First, Judge Wheeler held that although FAR 52.219-9 and FAR Subpart 19.7 speak of small business goals in terms of a percentage of total subcontracting dollars, “nothing in the FAR affirmatively prohibits an agency from establishing such goals in terms of total contract value.” Judge Wheeler agreed with the government that the adoption of a subcontracting goal based on total contract value was a permissible exercise of the TSA’s contracting discretion.
Second, Judge Wheeler wrote that Firstline’s arguments about restrictions on competition lacked merit “because the 40 percent standard is a goal, not a requirement.” Moreover, Judge Wheeler held, “the solicitation does not artificially limit the field of offerors; rather, it simply reconfigures the terms on which potential offerors must compete.”
Finally, Judge Wheeler rejected the notion that the TSA was required to analyze the feasibility of the 40% goal before adopting it, writing that merely because the FAR “provides a ‘back end’ set of standards according to which a contracting officer must evaluate proposed subcontracting plans does not necessarily compel the conclusion that an agency must affirmatively research these considerations at the ‘front end’ of a solicitation.” The Court denied Firstline’s bid protest.

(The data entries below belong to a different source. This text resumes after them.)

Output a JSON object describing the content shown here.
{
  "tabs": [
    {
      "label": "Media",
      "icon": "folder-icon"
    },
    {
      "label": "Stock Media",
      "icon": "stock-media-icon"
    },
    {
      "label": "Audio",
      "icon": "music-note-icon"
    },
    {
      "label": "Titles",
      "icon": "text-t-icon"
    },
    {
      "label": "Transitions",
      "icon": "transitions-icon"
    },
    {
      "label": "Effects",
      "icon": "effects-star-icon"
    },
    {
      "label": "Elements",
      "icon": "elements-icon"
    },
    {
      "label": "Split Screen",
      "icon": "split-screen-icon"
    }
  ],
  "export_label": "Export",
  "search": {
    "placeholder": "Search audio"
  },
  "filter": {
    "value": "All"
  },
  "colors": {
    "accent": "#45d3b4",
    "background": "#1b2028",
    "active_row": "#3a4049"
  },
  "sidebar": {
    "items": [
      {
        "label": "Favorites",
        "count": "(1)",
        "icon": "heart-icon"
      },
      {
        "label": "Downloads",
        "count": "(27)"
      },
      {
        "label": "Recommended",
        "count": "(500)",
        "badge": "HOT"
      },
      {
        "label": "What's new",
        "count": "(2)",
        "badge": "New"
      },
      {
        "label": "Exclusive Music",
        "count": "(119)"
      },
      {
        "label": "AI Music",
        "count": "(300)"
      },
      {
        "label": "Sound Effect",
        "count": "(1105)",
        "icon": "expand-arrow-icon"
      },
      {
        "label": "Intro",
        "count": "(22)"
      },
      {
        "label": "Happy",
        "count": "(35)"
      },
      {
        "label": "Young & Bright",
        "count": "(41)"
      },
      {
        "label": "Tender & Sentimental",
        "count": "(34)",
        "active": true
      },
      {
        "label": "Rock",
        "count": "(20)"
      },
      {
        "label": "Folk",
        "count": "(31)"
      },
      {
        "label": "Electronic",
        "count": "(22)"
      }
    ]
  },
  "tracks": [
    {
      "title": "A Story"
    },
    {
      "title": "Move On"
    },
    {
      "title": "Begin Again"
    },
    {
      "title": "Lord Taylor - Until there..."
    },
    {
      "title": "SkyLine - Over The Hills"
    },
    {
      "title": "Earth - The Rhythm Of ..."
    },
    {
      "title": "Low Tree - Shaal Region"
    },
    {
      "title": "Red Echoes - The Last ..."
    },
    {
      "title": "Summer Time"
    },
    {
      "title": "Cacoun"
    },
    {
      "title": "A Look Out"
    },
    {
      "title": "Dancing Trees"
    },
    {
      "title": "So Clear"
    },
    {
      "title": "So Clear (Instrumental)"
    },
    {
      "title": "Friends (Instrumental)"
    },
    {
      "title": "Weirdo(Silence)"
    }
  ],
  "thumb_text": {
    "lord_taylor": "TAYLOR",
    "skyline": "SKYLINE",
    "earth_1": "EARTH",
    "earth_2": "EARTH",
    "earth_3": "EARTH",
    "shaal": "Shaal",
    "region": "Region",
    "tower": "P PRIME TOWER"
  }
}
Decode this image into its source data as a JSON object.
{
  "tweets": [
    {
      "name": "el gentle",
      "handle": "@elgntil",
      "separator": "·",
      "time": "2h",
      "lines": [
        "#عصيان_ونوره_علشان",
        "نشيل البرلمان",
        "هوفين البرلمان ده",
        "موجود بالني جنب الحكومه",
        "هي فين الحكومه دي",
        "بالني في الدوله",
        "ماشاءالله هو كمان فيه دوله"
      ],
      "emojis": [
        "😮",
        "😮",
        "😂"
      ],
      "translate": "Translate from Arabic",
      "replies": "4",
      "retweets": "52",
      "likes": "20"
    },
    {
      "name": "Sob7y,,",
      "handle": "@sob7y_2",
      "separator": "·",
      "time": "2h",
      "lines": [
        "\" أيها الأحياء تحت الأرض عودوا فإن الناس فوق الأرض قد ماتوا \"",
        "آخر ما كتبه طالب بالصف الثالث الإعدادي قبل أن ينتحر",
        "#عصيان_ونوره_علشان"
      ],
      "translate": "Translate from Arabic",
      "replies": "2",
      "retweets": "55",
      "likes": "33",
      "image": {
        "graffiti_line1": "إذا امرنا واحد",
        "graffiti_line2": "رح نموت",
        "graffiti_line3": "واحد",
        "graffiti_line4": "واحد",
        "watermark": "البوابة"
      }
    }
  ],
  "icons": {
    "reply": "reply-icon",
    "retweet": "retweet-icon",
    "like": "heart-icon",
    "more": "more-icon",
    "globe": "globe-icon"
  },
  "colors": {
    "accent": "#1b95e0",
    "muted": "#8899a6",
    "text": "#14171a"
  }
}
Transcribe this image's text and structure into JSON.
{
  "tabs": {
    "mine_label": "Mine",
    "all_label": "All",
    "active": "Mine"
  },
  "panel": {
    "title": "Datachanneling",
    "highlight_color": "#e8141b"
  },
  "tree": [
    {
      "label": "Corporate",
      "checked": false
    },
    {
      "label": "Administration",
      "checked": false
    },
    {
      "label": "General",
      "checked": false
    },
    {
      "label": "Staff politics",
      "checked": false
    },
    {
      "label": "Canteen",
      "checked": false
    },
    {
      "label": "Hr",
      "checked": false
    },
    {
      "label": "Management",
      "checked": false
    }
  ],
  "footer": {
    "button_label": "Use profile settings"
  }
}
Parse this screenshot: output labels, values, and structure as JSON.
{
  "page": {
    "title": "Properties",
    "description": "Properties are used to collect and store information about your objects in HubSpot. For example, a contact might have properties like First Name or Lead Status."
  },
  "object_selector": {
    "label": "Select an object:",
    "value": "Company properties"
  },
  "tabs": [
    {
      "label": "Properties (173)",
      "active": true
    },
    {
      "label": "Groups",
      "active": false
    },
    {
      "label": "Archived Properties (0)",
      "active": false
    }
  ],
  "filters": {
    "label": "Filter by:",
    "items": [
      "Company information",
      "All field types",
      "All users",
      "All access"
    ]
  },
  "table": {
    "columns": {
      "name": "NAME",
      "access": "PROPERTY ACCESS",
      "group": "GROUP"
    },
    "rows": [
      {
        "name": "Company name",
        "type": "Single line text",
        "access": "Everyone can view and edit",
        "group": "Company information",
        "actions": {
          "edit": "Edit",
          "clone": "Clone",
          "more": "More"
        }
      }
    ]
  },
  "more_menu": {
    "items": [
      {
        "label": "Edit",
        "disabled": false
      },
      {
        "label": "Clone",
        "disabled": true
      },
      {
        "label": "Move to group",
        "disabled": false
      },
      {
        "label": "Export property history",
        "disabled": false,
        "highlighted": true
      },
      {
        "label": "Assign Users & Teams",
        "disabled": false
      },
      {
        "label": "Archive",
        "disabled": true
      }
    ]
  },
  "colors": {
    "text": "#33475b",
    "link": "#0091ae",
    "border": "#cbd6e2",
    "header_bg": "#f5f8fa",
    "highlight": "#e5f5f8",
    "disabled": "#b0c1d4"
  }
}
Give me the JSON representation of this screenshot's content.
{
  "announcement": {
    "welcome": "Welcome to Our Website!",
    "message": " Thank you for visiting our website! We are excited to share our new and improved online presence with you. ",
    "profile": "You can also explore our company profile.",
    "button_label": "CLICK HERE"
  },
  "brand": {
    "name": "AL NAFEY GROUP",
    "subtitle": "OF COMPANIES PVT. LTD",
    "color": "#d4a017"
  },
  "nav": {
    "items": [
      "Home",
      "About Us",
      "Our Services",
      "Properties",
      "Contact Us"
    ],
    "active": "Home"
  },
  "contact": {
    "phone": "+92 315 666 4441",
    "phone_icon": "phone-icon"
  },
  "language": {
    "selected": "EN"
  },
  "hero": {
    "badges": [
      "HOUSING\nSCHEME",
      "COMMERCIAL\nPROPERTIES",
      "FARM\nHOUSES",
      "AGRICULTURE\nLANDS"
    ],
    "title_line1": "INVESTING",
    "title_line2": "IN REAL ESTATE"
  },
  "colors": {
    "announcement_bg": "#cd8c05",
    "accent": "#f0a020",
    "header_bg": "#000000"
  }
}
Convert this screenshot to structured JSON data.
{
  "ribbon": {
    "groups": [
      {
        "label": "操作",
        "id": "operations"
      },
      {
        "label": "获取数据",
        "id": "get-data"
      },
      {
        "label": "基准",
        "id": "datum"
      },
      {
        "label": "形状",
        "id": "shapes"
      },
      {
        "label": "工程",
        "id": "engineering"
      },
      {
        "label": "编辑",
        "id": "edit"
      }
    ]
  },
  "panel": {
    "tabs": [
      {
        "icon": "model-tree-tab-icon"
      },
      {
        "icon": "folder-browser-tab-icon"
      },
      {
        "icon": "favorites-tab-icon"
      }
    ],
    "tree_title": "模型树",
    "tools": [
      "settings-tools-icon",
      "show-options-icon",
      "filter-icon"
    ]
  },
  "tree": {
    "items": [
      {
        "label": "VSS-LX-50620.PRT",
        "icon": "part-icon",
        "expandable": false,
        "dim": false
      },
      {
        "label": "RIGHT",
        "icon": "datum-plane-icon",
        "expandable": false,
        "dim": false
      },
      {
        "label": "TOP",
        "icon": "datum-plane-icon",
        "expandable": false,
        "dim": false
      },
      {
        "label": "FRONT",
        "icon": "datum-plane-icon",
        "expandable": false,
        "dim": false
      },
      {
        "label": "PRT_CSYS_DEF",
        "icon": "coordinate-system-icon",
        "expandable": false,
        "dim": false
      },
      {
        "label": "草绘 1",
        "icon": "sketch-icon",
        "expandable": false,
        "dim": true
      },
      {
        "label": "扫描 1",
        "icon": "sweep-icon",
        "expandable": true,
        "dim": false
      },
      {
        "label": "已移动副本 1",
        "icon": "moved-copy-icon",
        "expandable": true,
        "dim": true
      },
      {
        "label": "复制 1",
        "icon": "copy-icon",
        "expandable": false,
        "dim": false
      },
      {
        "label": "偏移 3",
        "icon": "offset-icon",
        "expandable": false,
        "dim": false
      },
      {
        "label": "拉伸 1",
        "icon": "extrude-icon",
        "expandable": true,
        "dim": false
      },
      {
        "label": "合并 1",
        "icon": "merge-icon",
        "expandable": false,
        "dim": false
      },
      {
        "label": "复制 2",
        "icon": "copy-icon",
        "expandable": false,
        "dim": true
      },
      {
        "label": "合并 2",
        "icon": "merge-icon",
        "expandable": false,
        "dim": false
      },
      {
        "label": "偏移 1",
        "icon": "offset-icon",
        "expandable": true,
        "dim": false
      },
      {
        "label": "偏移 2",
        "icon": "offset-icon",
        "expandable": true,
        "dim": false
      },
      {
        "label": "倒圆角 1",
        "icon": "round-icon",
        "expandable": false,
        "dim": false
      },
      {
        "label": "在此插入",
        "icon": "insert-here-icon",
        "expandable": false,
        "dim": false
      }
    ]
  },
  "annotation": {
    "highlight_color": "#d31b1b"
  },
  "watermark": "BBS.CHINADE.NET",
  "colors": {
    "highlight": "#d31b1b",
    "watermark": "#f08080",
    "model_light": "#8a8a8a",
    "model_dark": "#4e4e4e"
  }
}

The Firstline Transportation Security case suggests that procuring agencies have the authority to establish ambitious subcontracting goals–including goals based on total contract value. For small subcontractors, it’s a win, though how big a win remains to be seen. The answer depends on whether the 40% goal in Firstline Transportation Security remains an exception from the norm, or whether the TSA and other procuring agencies use the flexibility afforded by this case to implement aggressive small business subcontracting goals on other procurements.